Global pledges to provide education for all young people show little chance of being achieved, according to annual figures from the United Nations.
There are 264 million young people without access to school, with few signs of progress, says Unesco.
Around the world, almost one in 10 children does not even have access to primary level education.
The UN agency says wider access to education would radically reduce poverty and improve security.
The annual Global Education Monitoring Report tracks the numbers of young people in school and measures progress in international promises to ensure access to education.
And these latest Unesco figures, which show the position up to 2015, reveal "virtually no progress" in recent years.

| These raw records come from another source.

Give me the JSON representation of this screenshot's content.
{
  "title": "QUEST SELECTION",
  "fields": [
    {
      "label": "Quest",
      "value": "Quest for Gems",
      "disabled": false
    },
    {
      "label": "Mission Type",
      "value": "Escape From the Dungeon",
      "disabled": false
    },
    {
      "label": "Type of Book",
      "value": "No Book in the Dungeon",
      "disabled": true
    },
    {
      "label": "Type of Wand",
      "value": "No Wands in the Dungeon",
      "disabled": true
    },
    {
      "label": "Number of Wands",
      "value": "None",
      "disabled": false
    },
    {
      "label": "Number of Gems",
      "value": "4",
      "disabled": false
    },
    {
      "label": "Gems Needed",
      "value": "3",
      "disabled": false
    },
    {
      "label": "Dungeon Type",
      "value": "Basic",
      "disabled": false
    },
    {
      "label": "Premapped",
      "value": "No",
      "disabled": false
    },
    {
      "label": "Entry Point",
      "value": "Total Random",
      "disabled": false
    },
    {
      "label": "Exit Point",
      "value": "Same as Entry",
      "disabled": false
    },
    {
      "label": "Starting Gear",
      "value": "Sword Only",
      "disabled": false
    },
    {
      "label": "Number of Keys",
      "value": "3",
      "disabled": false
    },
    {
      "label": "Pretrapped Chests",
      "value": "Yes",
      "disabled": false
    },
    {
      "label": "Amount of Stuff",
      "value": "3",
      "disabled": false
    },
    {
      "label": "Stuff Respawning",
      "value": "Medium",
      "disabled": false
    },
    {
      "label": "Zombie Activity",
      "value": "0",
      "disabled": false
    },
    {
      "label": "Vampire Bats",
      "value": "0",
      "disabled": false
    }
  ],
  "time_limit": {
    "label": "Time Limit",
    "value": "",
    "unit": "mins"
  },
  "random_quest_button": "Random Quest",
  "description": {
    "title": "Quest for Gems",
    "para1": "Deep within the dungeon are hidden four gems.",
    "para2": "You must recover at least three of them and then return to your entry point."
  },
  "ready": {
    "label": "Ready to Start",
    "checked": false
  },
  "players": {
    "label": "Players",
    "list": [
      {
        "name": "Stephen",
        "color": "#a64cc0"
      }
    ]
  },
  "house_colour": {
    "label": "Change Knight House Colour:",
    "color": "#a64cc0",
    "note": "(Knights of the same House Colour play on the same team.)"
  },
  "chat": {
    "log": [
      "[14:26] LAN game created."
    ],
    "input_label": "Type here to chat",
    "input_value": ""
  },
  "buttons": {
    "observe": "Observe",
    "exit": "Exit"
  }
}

The drive for access to school has been seen as vital for improving the health, economy and stability of some of the world's poorest countries.
But the annual figures show millions of families still without access to even the most basic education.
The worst out-of-school rates are in sub-Saharan Africa, where 21% of primary-age children and 36% of young teenagers are missing out on school.
The UN figures show about 61 million children are missing primary education.
But it also affects poorer families in Asia - and more than a third of young children without schools are concentrated in six countries:
For more than 25 years there have been targets from world leaders to ensure that all children can go to primary school - with successive deadlines missed.
The current target aims to achieve universal primary education by 2030, but the sobering UN report says that based on present trends children will be missing out on school "for generations to come".
Girls are disproportionately likely to miss out on education, and there are sharp divides between rich and poor.
In the poorest countries, children from wealthy families are nine times less likely to miss out on school than their poorer counterparts.
Accompanying the annual report is an analysis of how much global poverty could be reduced if access to education was widened.
The study says that if all adults could complete secondary education, the economic benefits would lift 420 million out of poverty, reducing by two-thirds the numbers in poverty in South Asia and sub-Saharan Africa.
But despite such potential gains, the report shows progress on reducing out-of-school numbers has stagnated.
There had been considerable progress in the early years of the century, but the proportion of young people without access to primary education has changed little since about 2008.